Senator William Ligon explained more about SB 167 in his Facebook update from last week: “Capitol Update: Feb. 25 – March 5″
Review of Action on SB 167 (Legislation to Withdraw from Common Core)
Prior to last week’s hearing on SB 167 before the Senate Education Committee, Sen. William Ligon (R-Brunswick) told members of the press that it was time to withdraw Georgia from its participation in the Common Core State Standards Initiative and the Partnership for Assessment of Readiness for College and Careers (PARCC).
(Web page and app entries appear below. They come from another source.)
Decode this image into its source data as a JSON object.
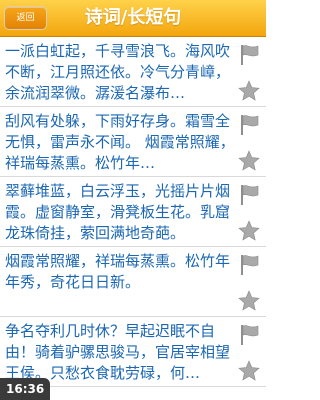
{
  "header": {
    "back_label": "返回",
    "title": "诗词/长短句"
  },
  "items": [
    {
      "text": "一派白虹起，千寻雪浪飞。海风吹不断，江月照还依。冷气分青嶂，余流润翠微。潺湲名瀑布…"
    },
    {
      "text": "刮风有处躲，下雨好存身。霜雪全无惧，雷声永不闻。  烟霞常照耀，祥瑞每蒸熏。松竹年…"
    },
    {
      "text": "翠藓堆蓝，白云浮玉，光摇片片烟霞。虚窗静室，滑凳板生花。乳窟龙珠倚挂，萦回满地奇葩。"
    },
    {
      "text": "烟霞常照耀，祥瑞每蒸熏。松竹年年秀，奇花日日新。"
    },
    {
      "text": "争名夺利几时休？早起迟眠不自由！骑着驴骡思骏马，官居宰相望王侯。只愁衣食耽劳碌，何…"
    }
  ],
  "status": {
    "time": "16:36"
  },
  "colors": {
    "header_top": "#ffd24a",
    "header_bottom": "#f3a50d",
    "text": "#1b67b3",
    "icon_gray": "#a9a9a9"
  }
}
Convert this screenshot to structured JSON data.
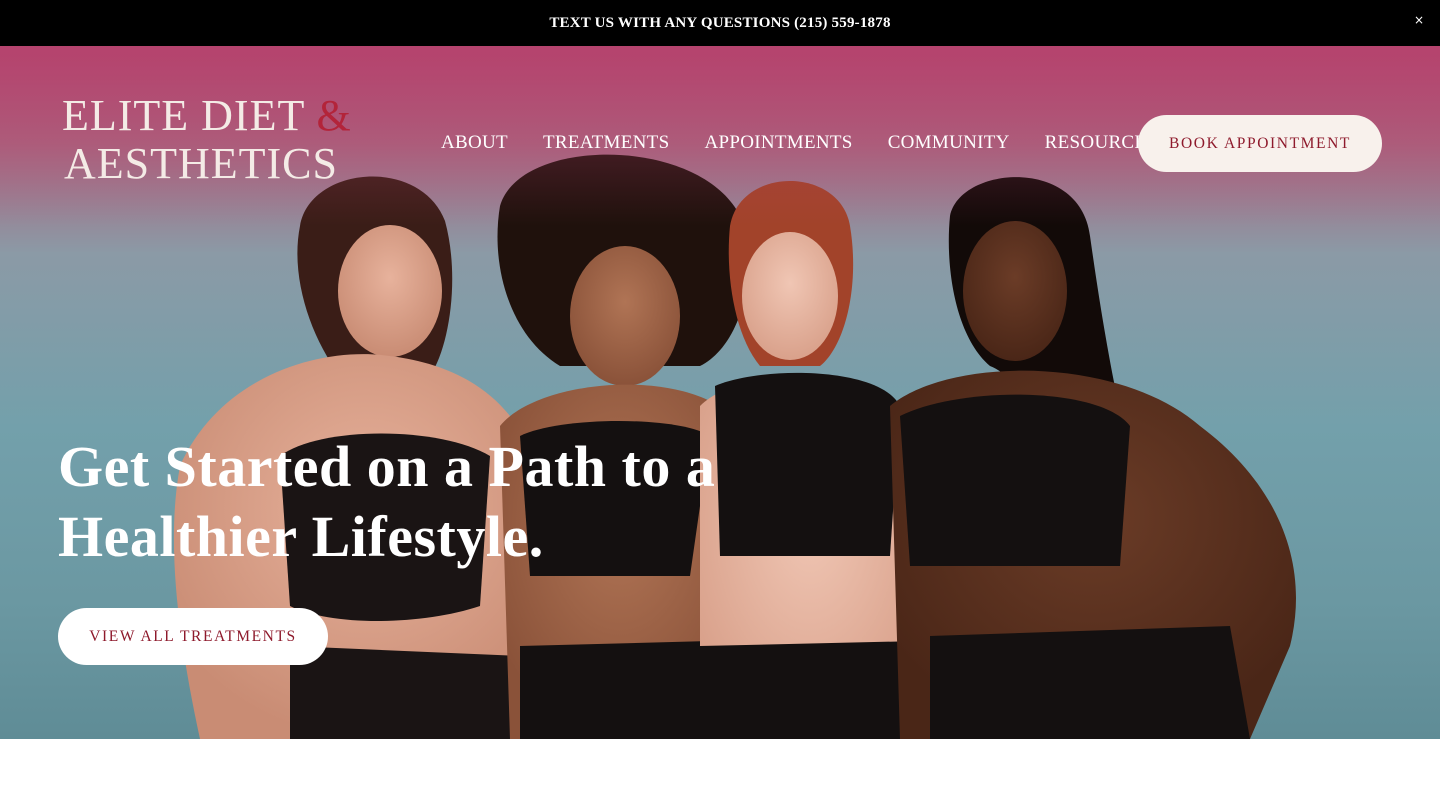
{
  "announcement": {
    "text": "TEXT US WITH ANY QUESTIONS (215) 559-1878",
    "close_icon": "×"
  },
  "brand": {
    "logo_line1": "ELITE DIET",
    "logo_amp": "&",
    "logo_line2": "AESTHETICS",
    "accent_color": "#8e1a2c"
  },
  "nav": {
    "items": [
      "ABOUT",
      "TREATMENTS",
      "APPOINTMENTS",
      "COMMUNITY",
      "RESOURCES"
    ],
    "book_label": "BOOK APPOINTMENT"
  },
  "hero": {
    "headline_line1": "Get Started on a Path to a",
    "headline_line2": "Healthier Lifestyle.",
    "cta_label": "VIEW ALL TREATMENTS"
  }
}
The Common Core Georgia Performance Standards (CCGPS) were adopted on July 8, 2010 under Governor Sonny Perdue‚s administration as part of the state’s efforts to comply with the Federal Race to the Top (RTTT) grant. The Common Core represents the first attempt at nationalized curriculum standards in math and English language arts (ELA) for grades K – 12. The Partnership for Assessment of Readiness for College and Careers (PARCC) is responsible for the development of assessments that will be aligned to the Common Core.
“Though I am sure the previous administration had the best of intentions when deciding to apply for Race to the Top, the lack of accountability to the parents and taxpayers of this state is stunning,” said Sen. Ligon. “First of all, there has been no thorough cost analysis of what the unfunded mandates will cost Georgia’s taxpayers at either the state or the local level to implement and maintain the terms of the grant.”
“Secondly, allowing a consortium of states to work with non-profits and other unaccountable parties to develop our standards without open public oversight is untenable in a country of free people, especially considering that Georgia’s taxpayers support K-12 education with approximately $13 billion of hard-earned dollars every year,” Sen. Ligon explained. “Georgia needs to have a transparent, democratic process of developing curriculum standards and a means to ensure more direct accountability at the local level. Our educational system should not be accountable to Washington bureaucrats, but to the people of this state who pay the taxes and to the parents who have children in our public schools.”
Lending his voice of support to the effort, Lt. Governor Casey Cagle stated, “The most important task we face each Legislative Session is finding ways to strengthen and reform the education of Georgia’s children. I believe that Georgians know best how to educate our children, not Washington, D.C. bureaucrats. I look forward to working with Sen. Ligon on this important issue to ensure that we‚re able to continue making decisions about the education of our children right here in Georgia rather than having curriculum standards enforced from Washington, D.C.”
During the press conference and at the hearing, Sen. Ligon was joined by Dr. Sandra Stotsky, who served on the Common Core Validation Committee and as senior associate commissioner in the Massachusetts Department of Education; Ze‚ev Wurman, a visiting scholar at the Hoover Institution and former Senior Adviser at the Office of Planning, Evaluation and Policy Development in the U.S. Department of Education; Jane Robbins, a Harvard-trained attorney and Senior Fellow with the American Principles Project; and Dr. Jim Arnold, Superintendent of Pelham City Schools, GA.
In addition, a number of grassroots organizations, parents, citizens, and K-12 as well as collegiate educators offered testimony in support of SB 167 at the hearing which took place before a standing-room only crowd. Groups included organizations such as Concerned Women for America, Americans for Prosperity, American Principles Project, Georgia Conservatives in Action, Citizen Impact, the Conservative Leadership Coalition, the Georgia Republican Assembly, the Capitol Coalition of Conservative Leaders, among others.
Action has been deferred on the legislation due to the fact that time constraints and the dynamics of the Senate would prevent the bill from reaching the House this session even if it had passed the committee.
Sen. Ligon will take up the bill next January, as well as SB 203, the companion legislation to establish a transparent, democratic process for the adoption of curriculum standards.